- Maintaining normal energy levels
- Building strong muscles
- Maintaining normal organ function
- Having healthy eyes, teeth, skin, and coat
- Ensuring efficient immune response
Below are the three most important amino acids your kitty gets by consuming animal protein and their effects on a feline’s health:
Why it’s important
Necessary for normal eye function and respiratory health. It helps manage:
Helps eliminate ammonia from the organism through urine, thus preventing:
The importance of animal fat
Animal fat delivers healthy fatty acids, such as docosahexaenoic acid, crucial for brain and eye development.
Fat also hydrates the skin and helps with the prevention of hairballs and ingested hair elimination through the gastrointestinal system. This is particularly important for Persian cats, as they are long-haired. Their hairballs may become too large to pass through the intestinal tract and cause blockage, which can end fatally.
Recommended sources and quantities of nutrients in cat food
Meat or fish must be the number one ingredient in the cat food you choose for your Persian.
Image (c) Untamed
Here is the perfect protein-to-fat ratio and an acceptable quantity of carbs in the food you pick for your Persian cat:
At least 50%
No more than 20%
Less than 3%
Keep your Persian healthy with Untamed
Untamed meals provide all your Persian needs to be healthy.
Every Untamed tin is:
- Full of animal protein—Our meals contain twice as much animal protein as most products on the market
- Made with top-quality ingredients—We only use the best cuts of meat and fish
- Vet-formulated—We cooperate with vets to ensure our delicacies meet your kitty's dietary needs. Our meal can also help your kittens, adults, or seniors with health issues such as:

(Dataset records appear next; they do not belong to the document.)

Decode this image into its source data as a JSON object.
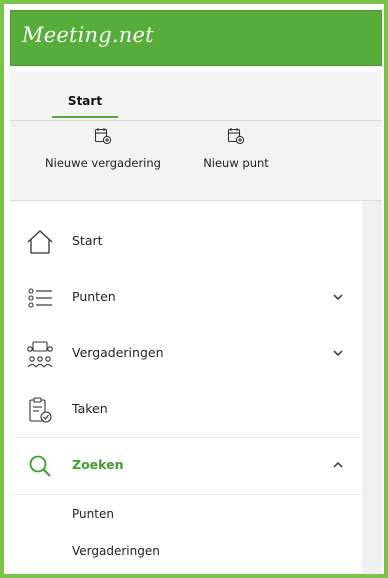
{
  "app": {
    "logo_text": "Meeting.net",
    "brand_color": "#57ad3b",
    "frame_color": "#7cc34a"
  },
  "ribbon": {
    "tabs": [
      {
        "label": "Start",
        "active": true
      }
    ],
    "buttons": [
      {
        "label": "Nieuwe vergadering",
        "icon": "calendar-add-icon"
      },
      {
        "label": "Nieuw punt",
        "icon": "calendar-add-icon"
      }
    ]
  },
  "nav": {
    "items": [
      {
        "label": "Start",
        "icon": "home-icon",
        "expandable": false
      },
      {
        "label": "Punten",
        "icon": "list-icon",
        "expandable": true,
        "expanded": false
      },
      {
        "label": "Vergaderingen",
        "icon": "meeting-people-icon",
        "expandable": true,
        "expanded": false
      },
      {
        "label": "Taken",
        "icon": "clipboard-check-icon",
        "expandable": false
      },
      {
        "label": "Zoeken",
        "icon": "search-icon",
        "expandable": true,
        "expanded": true,
        "active": true,
        "children": [
          {
            "label": "Punten"
          },
          {
            "label": "Vergaderingen"
          }
        ]
      }
    ],
    "active_color": "#3f9d2a"
  }
}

How to order Untamed for your kitty
Untamed meals are just a few clicks away.
Image (c) Untamed
Your Persian can start enjoying delicious Untamed meals almost immediately. All you should do is:
The trial pack will be at your doorstep after a day, and your Persian can choose the flavours they like best. We can then keep sending you monthly supplies so you never run out of healthy meals for your bestie.
Once you switch your kitty to Untamed wet food, you can expect the following results: